- [PROBLEM DESCRIPTION]
Set down the entries exactly. No line may differ from its source.

- [RECORDS SUPPLIED]
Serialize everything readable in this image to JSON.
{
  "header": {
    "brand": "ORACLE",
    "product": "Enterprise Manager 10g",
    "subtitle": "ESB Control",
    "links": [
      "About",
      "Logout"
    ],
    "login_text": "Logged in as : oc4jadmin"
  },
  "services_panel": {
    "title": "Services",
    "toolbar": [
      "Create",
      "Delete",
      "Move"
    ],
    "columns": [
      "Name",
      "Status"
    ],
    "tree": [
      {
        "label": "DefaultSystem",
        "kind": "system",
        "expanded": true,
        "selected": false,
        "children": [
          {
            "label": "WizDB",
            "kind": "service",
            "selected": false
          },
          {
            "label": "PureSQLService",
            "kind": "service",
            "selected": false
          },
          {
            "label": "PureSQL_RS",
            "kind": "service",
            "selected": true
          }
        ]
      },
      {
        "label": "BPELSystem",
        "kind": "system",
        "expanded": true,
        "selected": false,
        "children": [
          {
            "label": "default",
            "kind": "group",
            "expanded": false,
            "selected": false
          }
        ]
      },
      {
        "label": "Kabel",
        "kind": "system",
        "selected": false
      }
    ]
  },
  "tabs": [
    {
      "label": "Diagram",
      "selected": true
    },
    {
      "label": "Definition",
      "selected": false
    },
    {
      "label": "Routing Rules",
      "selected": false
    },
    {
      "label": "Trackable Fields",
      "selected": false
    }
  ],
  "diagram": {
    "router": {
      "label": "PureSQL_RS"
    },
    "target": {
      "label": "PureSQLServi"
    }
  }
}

- [WRITTEN SOLUTION]
Serialize everything readable in this image to JSON.
{
  "header": {
    "brand": "ORACLE",
    "product": "Enterprise Manager 10g",
    "subtitle": "ESB Control",
    "links": [
      "About",
      "Logout"
    ],
    "login_text": "Logged in as : oc4jadmin"
  },
  "services_panel": {
    "title": "Services",
    "toolbar": [
      "Create",
      "Delete",
      "Move"
    ],
    "columns": [
      "Name",
      "Status"
    ],
    "tree": [
      {
        "label": "DefaultSystem",
        "kind": "system",
        "expanded": true,
        "selected": false,
        "children": [
          {
            "label": "WizDB",
            "kind": "service",
            "selected": false
          },
          {
            "label": "PureSQLService",
            "kind": "service",
            "selected": false
          },
          {
            "label": "PureSQL_RS",
            "kind": "service",
            "selected": true
          }
        ]
      },
      {
        "label": "BPELSystem",
        "kind": "system",
        "expanded": true,
        "selected": false,
        "children": [
          {
            "label": "default",
            "kind": "group",
            "expanded": false,
            "selected": false
          }
        ]
      },
      {
        "label": "Kabel",
        "kind": "system",
        "selected": false
      }
    ]
  },
  "tabs": [
    {
      "label": "Diagram",
      "selected": true
    },
    {
      "label": "Definition",
      "selected": false
    },
    {
      "label": "Routing Rules",
      "selected": false
    },
    {
      "label": "Trackable Fields",
      "selected": false
    }
  ],
  "diagram": {
    "router": {
      "label": "PureSQL_RS"
    },
    "target": {
      "label": "PureSQLServi"
    }
  }
}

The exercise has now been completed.